Because his music is uncompromisingly message-driven, producer Reed Arvin finds working with Rich a phenomenal opportunity. "He is completely released from any commercial considerations in the making of the record," Reed observes. "That gives us the opportunity to roll all the dice on every song. Like he'll say, 'I want people to be real nervous when they hear this.' That's a totally uncommercial attitude. The only thing that matters is that we try to make them feel what he wanted them to feel in the lyric.
"We could make it so that no one was bugged by anything we did musically, lyrically, or any other way," Reed adds, "but that's not worth trading off the possibility of making a person cry or see themselves in relation to God in a new light."
Without question, Rich is willing to "bug" people. He says, "A lot of people come to Christian concerts because they think they're going to hear the same old boring droll about 'If you tithe, you'll get rich' and 'if you do everything right, your wife will always love you and your kids will always do good and you'll never get multiple sclerosis' which I find to be purely heretical. (But there are) a lot of people who really want to hear something else, who really want to hear what the Gospel really teaches. I think that there is a real hunger.
"The first time I heard Brennan Manning speak I wept because I realized that I'd been going to church since I was a week old and it had been years since I'd heard the Gospel spoken. When we dig down beneath the issues, this is what we find - that God loves us. To me, there is nothing more riveting.
"The fear of the Lord is the beginning of all wisdom and we were created to fear God," Rich observes. "It's not a fear like a fear of the dark. It's more like a fear of the Grand Canyon or the way you're afraid of standing on the top of Mount Washington when the wind is blowing.
"I think about our relationship to God is like a child's to his father. I didn't live in perpetual fear of my dad. There are times that the child is playful around his father. I think it's good that Christians can be playful around God. I like what C. S. Lewis said, 'We must play but our play must be with people who at the outset take each other seriously.' That is, in fact, the best kind of play."
Reed thinks Rich's playful nature is perhaps his most understated quality.
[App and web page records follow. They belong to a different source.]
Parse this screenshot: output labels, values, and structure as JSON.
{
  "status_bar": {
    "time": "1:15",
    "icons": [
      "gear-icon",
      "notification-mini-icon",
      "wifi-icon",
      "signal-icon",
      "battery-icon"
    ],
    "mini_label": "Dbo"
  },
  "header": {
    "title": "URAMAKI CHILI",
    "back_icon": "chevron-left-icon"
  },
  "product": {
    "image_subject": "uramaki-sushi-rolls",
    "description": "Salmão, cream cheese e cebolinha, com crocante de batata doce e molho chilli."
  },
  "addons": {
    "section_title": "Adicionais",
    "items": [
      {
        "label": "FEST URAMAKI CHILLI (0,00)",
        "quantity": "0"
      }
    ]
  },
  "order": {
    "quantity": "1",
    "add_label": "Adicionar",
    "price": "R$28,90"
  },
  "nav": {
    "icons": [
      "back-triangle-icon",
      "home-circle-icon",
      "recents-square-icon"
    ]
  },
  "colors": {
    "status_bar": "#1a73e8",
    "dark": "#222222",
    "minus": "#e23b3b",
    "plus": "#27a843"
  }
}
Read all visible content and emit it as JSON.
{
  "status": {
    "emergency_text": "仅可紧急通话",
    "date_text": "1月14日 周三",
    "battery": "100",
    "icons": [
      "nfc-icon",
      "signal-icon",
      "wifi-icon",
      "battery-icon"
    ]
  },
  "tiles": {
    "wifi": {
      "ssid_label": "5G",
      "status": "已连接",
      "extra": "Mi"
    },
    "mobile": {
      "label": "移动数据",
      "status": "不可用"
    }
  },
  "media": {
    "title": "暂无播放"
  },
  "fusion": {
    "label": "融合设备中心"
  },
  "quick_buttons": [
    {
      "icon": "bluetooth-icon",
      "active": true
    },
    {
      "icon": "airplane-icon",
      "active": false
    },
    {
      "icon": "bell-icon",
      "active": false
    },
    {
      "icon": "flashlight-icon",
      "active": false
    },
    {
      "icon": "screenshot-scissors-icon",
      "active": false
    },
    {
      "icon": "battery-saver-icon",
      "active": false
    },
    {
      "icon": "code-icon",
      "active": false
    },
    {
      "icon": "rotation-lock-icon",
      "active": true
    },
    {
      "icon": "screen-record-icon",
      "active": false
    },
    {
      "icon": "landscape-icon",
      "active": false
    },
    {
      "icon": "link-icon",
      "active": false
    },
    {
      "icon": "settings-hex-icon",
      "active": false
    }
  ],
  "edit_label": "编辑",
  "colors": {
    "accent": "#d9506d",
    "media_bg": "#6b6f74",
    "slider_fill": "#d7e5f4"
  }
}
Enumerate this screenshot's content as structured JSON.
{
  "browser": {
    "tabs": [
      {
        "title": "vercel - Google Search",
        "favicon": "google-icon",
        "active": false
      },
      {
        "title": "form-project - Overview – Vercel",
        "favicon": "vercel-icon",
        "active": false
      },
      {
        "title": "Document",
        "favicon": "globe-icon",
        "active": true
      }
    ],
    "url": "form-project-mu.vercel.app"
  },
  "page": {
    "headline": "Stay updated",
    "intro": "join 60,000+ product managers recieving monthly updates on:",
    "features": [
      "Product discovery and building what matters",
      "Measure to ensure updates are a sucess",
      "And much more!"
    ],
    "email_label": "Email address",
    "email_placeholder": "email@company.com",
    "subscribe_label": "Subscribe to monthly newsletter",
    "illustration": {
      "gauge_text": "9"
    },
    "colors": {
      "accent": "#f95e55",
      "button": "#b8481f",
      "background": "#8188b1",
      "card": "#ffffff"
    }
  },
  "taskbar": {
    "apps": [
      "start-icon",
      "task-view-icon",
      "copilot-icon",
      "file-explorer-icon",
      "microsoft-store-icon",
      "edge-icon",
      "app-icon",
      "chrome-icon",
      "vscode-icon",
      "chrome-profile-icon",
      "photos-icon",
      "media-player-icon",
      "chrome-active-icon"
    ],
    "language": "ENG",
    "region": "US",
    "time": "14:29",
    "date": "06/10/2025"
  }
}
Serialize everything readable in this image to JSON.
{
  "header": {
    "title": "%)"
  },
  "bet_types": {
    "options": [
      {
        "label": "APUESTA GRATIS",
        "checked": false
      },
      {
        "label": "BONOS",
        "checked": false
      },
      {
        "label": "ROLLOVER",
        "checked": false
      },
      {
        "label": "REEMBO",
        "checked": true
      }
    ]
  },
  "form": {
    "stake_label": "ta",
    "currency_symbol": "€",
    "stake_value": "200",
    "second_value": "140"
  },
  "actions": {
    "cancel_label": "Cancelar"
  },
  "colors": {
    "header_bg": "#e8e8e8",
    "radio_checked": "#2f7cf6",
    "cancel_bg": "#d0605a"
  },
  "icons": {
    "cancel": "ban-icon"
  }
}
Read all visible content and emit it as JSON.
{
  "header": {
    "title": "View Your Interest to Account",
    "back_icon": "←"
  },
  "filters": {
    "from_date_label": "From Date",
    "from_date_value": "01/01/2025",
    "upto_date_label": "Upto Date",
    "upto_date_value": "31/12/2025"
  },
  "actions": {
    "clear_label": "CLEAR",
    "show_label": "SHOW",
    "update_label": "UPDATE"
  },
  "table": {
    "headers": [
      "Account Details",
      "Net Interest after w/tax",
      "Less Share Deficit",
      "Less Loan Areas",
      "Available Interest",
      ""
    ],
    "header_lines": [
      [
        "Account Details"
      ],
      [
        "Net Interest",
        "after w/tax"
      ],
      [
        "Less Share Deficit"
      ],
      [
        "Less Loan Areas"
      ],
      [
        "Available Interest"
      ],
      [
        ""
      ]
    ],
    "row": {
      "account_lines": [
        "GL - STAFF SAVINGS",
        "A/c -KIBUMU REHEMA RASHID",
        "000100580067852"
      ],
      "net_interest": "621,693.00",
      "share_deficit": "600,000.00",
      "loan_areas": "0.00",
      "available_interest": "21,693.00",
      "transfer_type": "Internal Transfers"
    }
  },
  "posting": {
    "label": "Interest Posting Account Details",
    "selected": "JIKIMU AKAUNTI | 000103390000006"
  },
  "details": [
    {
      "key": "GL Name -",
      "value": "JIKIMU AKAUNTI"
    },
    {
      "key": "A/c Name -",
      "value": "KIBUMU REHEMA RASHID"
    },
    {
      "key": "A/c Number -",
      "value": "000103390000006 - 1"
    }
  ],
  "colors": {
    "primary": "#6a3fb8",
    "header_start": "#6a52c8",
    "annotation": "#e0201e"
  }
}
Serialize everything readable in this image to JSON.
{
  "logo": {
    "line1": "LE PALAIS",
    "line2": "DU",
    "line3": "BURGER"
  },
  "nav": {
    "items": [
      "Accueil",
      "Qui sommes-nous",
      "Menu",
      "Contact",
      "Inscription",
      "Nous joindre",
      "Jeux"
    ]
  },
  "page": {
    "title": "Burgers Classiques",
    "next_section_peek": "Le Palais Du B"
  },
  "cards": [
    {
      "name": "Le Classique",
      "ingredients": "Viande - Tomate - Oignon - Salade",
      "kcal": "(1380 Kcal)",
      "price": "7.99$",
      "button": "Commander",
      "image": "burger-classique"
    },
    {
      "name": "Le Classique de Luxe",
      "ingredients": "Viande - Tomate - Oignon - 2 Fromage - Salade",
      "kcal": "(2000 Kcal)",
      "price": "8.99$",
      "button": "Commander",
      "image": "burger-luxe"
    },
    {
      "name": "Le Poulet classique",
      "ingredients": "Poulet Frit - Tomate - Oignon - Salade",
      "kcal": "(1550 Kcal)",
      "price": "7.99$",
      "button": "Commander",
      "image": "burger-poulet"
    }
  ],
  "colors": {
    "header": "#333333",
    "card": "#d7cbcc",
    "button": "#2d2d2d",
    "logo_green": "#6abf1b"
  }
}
As evidence, he offers a song on the new album with the unlikely title of "Maker of Noses" and another in which Rich describes his relationship with co-writer/comrade Beaker as 'Wally and the Beav, David and Jonathan.' Not a lot of people would write about themselves that way," observes Reed.
Although he's had six #1 songs and 'Awesome God' was #3 song of the '80's in Christian Research Report, Rich pays little attention to such notoriety. "G. K. Chesterton says if you want your world to be big, you must make yourself small in it." Not only does that keep humility intact, it allows the freedom to be amazed at the world.
By listening to Rich's songs you might not realize that, as a teenager, he was a self-confessed cynic who "hardly had any fun." The kid who found something wrong with everything has clearly changed his tune.
"There's a line out of G. K. Chesterton where he says how we hate monotony because we're not strong enough to exult in it. He says children kick their legs rythmically out of an excess, not a lack of life. How do we know that all daisies are alike not because they have to be but because God never gets tired of making them? How do we know the sun doesn't rise every morning because God says, 'Do it again'? It might be due to the abundance of God's life that the universe continues without variance. Then he says, we have sinned and grown old and our Father is younger than we."
For Rich, the wisdom of years remain as he pursues Christ's command to become like a child, reveling in wonder and taking the time to consider what is so often taken for granted. It is there where both the quirky and profound reside and a poet finds a place to participate in beauty.